The poem originated as a voice recording that Ginsberg made with a tape recorder while traveling across the Midwest. He composed it spontaneously, dictating the words into the recorder as they came to him. In transcribing the poem, Ginsberg arranged the lines by the natural pauses and dictation in his recordings, according to the "organic space-timing" that they provided. Throughout the poem, Ginsberg contrasts images of the Midwest (and, in particular, the Kansan landscape) with snippets of news reports about the war, and links the violence there with the political conservatism of the Heartland, decrying Carrie Nation's work in Wichita, Kansas as beginning "a vortex of hatred that defoliated the Mekong Delta. The poem also uses images focusing on the sensuality and intimacy of the human body to humanize the violence of the war. The title reflects Ginsberg's interest in Eastern religions.

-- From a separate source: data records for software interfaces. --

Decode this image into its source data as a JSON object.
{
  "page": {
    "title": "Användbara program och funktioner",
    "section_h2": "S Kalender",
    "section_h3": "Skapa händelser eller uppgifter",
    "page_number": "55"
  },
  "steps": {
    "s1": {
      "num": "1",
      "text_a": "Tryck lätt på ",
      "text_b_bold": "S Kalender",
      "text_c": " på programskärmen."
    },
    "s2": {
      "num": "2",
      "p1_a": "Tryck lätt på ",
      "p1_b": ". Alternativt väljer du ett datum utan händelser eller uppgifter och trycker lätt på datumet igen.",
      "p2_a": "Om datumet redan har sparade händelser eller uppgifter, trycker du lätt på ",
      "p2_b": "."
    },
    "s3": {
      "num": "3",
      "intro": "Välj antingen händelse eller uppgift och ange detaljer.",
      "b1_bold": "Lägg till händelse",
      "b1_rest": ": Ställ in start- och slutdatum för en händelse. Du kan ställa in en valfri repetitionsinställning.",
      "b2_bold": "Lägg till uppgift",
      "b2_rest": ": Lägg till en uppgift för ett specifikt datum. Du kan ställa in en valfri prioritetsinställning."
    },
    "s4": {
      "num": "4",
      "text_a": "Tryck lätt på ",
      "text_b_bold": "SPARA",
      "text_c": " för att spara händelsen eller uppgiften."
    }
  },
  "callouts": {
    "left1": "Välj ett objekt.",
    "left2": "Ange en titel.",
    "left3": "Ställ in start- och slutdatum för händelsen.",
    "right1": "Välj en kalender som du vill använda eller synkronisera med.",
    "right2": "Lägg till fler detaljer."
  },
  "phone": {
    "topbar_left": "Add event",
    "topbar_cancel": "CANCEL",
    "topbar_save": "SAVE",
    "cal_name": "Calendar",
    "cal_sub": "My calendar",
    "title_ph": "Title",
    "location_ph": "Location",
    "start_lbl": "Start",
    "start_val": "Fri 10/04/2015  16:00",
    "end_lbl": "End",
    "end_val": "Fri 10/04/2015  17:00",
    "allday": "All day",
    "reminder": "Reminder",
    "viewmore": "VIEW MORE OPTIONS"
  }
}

First Edition; (500 copies); First Printing; 8vo - over 7¾" - 9¾" tall; covers printed in red & blue with 'coyote' paw-print to rear.
Author Ginsberg, Allen
Binding Softcover (Saddle-stapled)
Publisher Coyote (distributed by City Lights Books, San Francisco, USA)
Condition Good Condition (No Dust Jacket as published) but with browning/foxing to edges especially covers